Work to complete –
Please return each line of the listing exactly as given.

Records to use –
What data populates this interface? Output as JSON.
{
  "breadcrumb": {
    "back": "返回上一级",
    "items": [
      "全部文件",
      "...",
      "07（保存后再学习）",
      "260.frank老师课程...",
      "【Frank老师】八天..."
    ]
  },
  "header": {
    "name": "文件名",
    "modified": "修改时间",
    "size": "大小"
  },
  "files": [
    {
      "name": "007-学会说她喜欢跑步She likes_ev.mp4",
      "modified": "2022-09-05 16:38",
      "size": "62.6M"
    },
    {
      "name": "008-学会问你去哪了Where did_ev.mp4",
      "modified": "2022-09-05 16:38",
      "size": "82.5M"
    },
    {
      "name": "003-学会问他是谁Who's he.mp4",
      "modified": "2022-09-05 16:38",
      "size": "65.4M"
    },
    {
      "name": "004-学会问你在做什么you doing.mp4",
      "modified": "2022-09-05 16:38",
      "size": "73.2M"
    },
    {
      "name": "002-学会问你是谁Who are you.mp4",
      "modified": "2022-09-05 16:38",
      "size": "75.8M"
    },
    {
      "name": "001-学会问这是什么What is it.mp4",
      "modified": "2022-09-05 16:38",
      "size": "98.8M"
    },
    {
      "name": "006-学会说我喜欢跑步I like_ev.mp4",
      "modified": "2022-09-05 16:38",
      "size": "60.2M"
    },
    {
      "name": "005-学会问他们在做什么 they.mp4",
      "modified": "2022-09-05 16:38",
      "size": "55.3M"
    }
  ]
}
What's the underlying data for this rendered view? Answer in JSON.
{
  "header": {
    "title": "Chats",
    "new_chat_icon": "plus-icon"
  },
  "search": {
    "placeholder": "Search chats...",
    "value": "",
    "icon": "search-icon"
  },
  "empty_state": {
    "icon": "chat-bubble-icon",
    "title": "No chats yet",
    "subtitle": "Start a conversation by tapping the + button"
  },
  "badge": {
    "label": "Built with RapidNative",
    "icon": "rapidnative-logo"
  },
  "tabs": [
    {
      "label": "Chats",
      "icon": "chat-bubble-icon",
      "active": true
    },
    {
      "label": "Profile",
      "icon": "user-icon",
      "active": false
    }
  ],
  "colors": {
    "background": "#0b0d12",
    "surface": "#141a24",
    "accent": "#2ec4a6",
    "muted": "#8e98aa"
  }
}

Solution to this task –
What data populates this interface? Output as JSON.
{
  "breadcrumb": {
    "back": "返回上一级",
    "items": [
      "全部文件",
      "...",
      "07（保存后再学习）",
      "260.frank老师课程...",
      "【Frank老师】八天..."
    ]
  },
  "header": {
    "name": "文件名",
    "modified": "修改时间",
    "size": "大小"
  },
  "files": [
    {
      "name": "007-学会说她喜欢跑步She likes_ev.mp4",
      "modified": "2022-09-05 16:38",
      "size": "62.6M"
    },
    {
      "name": "008-学会问你去哪了Where did_ev.mp4",
      "modified": "2022-09-05 16:38",
      "size": "82.5M"
    },
    {
      "name": "003-学会问他是谁Who's he.mp4",
      "modified": "2022-09-05 16:38",
      "size": "65.4M"
    },
    {
      "name": "004-学会问你在做什么you doing.mp4",
      "modified": "2022-09-05 16:38",
      "size": "73.2M"
    },
    {
      "name": "002-学会问你是谁Who are you.mp4",
      "modified": "2022-09-05 16:38",
      "size": "75.8M"
    },
    {
      "name": "001-学会问这是什么What is it.mp4",
      "modified": "2022-09-05 16:38",
      "size": "98.8M"
    },
    {
      "name": "006-学会说我喜欢跑步I like_ev.mp4",
      "modified": "2022-09-05 16:38",
      "size": "60.2M"
    },
    {
      "name": "005-学会问他们在做什么 they.mp4",
      "modified": "2022-09-05 16:38",
      "size": "55.3M"
    }
  ]
}
What's the underlying data for this rendered view? Answer in JSON.
{
  "header": {
    "title": "Chats",
    "new_chat_icon": "plus-icon"
  },
  "search": {
    "placeholder": "Search chats...",
    "value": "",
    "icon": "search-icon"
  },
  "empty_state": {
    "icon": "chat-bubble-icon",
    "title": "No chats yet",
    "subtitle": "Start a conversation by tapping the + button"
  },
  "badge": {
    "label": "Built with RapidNative",
    "icon": "rapidnative-logo"
  },
  "tabs": [
    {
      "label": "Chats",
      "icon": "chat-bubble-icon",
      "active": true
    },
    {
      "label": "Profile",
      "icon": "user-icon",
      "active": false
    }
  ],
  "colors": {
    "background": "#0b0d12",
    "surface": "#141a24",
    "accent": "#2ec4a6",
    "muted": "#8e98aa"
  }
}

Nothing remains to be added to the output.